Source records
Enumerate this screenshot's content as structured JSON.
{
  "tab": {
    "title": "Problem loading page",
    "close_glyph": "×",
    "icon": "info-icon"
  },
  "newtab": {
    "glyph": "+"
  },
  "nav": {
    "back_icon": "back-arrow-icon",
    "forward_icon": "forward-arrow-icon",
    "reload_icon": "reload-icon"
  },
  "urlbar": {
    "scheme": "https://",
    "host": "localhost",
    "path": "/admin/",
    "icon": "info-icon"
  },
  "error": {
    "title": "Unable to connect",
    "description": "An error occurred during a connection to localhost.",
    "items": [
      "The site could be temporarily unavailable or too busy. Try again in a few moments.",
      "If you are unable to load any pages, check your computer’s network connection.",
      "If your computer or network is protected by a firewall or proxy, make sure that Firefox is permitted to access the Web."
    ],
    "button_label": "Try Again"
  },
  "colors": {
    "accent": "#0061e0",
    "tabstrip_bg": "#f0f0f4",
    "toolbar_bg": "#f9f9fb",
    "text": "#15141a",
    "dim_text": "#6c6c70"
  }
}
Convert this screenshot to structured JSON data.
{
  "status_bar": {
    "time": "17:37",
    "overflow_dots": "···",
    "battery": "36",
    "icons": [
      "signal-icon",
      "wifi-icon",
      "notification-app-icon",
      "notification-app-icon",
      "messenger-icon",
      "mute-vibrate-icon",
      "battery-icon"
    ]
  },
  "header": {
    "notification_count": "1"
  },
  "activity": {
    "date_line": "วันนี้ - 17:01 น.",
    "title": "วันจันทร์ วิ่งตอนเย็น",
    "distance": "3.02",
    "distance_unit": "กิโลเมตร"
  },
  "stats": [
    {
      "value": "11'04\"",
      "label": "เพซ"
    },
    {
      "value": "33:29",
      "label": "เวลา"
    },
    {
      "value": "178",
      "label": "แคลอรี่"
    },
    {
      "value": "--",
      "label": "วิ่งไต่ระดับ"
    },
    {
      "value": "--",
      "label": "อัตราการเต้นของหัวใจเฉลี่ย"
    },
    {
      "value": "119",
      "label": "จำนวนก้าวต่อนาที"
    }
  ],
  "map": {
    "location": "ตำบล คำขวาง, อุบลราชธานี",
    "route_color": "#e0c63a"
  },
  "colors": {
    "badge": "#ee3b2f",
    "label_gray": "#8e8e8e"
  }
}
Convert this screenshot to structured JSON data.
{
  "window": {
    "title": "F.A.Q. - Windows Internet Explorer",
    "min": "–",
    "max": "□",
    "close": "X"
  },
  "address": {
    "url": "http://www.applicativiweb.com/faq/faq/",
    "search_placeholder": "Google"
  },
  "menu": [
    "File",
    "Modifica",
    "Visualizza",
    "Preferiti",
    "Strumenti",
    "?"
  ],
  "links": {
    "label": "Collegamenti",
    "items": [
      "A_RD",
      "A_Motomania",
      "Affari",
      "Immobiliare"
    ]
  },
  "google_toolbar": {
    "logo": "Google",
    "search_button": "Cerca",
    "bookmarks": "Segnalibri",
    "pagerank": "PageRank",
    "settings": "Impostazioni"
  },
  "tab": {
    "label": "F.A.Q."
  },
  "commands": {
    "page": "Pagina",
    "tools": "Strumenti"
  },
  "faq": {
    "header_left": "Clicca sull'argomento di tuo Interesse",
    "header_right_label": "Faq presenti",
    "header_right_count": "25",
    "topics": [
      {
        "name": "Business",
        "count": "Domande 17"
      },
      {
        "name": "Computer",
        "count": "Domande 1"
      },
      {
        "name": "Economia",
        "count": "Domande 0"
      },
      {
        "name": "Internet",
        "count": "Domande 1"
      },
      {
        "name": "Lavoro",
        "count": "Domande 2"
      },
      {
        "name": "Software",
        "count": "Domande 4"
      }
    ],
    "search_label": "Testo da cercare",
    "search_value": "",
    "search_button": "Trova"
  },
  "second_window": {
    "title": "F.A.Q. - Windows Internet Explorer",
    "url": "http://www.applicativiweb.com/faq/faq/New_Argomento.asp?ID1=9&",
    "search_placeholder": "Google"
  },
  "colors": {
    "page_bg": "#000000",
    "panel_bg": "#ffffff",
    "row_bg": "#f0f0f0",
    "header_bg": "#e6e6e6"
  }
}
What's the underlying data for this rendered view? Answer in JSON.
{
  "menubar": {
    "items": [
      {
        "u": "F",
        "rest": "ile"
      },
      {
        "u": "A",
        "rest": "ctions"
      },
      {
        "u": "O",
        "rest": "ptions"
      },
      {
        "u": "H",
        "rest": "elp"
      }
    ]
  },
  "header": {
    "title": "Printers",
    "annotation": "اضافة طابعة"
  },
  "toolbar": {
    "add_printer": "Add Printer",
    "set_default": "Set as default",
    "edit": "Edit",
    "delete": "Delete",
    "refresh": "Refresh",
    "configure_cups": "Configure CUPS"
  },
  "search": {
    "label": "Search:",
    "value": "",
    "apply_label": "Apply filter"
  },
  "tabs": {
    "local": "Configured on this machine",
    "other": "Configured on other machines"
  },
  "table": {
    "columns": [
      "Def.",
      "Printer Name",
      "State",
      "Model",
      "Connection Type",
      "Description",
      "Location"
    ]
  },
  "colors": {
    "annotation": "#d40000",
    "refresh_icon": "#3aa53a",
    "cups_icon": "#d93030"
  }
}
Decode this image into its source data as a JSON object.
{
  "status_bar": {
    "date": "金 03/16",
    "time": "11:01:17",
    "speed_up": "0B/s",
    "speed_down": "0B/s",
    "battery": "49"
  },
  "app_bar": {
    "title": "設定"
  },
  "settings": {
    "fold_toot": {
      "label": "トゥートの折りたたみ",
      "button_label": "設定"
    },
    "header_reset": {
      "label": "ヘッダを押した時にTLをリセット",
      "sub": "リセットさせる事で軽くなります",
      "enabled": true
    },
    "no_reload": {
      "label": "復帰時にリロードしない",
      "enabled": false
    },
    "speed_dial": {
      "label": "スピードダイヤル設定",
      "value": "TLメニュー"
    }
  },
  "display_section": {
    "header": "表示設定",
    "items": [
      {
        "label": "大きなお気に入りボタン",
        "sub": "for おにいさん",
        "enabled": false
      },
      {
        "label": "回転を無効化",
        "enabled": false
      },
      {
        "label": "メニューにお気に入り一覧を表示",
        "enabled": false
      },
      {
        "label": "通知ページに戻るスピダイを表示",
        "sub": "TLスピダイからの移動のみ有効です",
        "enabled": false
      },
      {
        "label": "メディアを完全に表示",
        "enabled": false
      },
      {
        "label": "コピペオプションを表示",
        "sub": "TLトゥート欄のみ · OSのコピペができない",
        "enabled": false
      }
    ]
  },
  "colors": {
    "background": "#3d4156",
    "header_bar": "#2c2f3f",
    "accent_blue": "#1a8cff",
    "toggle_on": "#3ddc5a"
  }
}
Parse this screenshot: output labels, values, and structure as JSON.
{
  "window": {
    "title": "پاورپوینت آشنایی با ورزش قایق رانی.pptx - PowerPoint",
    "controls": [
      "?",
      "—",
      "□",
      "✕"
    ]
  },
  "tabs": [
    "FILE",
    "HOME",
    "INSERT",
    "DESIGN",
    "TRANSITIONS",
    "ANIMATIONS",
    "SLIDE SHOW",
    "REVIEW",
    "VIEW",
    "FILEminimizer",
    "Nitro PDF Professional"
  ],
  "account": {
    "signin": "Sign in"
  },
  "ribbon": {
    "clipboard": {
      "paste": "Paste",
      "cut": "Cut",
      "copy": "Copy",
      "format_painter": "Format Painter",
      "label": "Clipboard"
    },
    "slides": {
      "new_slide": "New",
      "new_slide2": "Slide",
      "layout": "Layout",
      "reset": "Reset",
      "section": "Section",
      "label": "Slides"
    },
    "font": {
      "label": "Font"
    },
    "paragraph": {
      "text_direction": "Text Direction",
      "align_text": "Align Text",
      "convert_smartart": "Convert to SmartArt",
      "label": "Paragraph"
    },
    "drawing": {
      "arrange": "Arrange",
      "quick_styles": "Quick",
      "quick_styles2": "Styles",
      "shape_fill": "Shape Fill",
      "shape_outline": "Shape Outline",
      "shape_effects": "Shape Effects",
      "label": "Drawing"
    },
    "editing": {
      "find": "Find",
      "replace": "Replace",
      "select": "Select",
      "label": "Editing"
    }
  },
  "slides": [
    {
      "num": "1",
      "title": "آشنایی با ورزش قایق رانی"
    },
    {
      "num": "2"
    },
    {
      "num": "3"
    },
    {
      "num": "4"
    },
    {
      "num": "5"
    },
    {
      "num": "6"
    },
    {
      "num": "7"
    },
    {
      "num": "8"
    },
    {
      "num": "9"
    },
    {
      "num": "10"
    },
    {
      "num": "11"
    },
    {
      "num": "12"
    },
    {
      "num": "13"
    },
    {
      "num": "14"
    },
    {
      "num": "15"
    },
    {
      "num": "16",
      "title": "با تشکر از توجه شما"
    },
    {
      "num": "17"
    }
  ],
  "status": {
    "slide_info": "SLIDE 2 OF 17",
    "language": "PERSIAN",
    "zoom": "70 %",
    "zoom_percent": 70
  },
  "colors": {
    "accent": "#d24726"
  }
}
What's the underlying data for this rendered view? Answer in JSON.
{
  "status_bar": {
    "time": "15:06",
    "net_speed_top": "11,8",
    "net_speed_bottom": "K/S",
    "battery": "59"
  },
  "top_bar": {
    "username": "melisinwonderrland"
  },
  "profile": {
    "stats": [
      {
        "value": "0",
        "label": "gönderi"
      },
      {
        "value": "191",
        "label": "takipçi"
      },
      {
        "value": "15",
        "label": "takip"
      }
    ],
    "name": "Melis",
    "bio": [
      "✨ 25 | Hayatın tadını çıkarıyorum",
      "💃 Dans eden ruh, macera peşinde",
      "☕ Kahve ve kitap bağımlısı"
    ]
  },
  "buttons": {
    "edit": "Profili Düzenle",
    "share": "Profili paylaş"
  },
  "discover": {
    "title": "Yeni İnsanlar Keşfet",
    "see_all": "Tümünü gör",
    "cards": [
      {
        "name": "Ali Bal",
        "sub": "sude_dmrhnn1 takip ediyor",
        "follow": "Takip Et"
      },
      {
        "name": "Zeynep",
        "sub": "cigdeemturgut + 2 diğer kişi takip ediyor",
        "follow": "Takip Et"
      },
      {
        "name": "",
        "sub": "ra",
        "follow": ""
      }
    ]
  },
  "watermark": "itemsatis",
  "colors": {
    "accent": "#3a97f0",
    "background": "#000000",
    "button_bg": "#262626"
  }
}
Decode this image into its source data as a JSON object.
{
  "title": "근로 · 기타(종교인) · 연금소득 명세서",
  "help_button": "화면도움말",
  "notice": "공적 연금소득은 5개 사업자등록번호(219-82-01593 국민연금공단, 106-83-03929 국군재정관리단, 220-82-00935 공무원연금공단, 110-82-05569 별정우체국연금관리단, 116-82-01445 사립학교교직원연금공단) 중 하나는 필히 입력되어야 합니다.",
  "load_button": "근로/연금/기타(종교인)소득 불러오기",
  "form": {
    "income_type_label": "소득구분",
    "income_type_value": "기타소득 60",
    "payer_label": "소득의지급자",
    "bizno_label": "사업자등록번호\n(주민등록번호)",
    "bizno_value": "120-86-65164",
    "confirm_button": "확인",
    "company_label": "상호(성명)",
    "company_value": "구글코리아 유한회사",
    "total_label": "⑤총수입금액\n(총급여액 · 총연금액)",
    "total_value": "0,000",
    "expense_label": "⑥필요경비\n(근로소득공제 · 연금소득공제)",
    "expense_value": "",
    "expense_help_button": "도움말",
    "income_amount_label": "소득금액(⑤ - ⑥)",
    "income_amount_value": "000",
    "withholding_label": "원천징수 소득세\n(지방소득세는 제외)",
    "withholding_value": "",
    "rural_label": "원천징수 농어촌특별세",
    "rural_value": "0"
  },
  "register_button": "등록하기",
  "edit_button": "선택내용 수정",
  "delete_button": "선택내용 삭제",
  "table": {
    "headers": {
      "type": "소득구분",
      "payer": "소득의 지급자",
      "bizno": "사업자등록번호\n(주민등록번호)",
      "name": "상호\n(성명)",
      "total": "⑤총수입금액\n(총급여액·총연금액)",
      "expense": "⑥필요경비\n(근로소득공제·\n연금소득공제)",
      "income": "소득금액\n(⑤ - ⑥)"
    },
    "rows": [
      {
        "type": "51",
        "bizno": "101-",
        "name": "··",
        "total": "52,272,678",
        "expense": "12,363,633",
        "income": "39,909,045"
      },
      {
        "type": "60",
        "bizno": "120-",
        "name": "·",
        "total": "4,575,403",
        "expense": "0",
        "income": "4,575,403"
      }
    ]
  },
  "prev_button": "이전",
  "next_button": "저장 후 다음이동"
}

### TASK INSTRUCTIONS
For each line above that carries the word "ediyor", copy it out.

### SOLUTION TO THIS EXERCISE
        "sub": "sude_dmrhnn1 takip ediyor",
        "sub": "cigdeemturgut + 2 diğer kişi takip ediyor",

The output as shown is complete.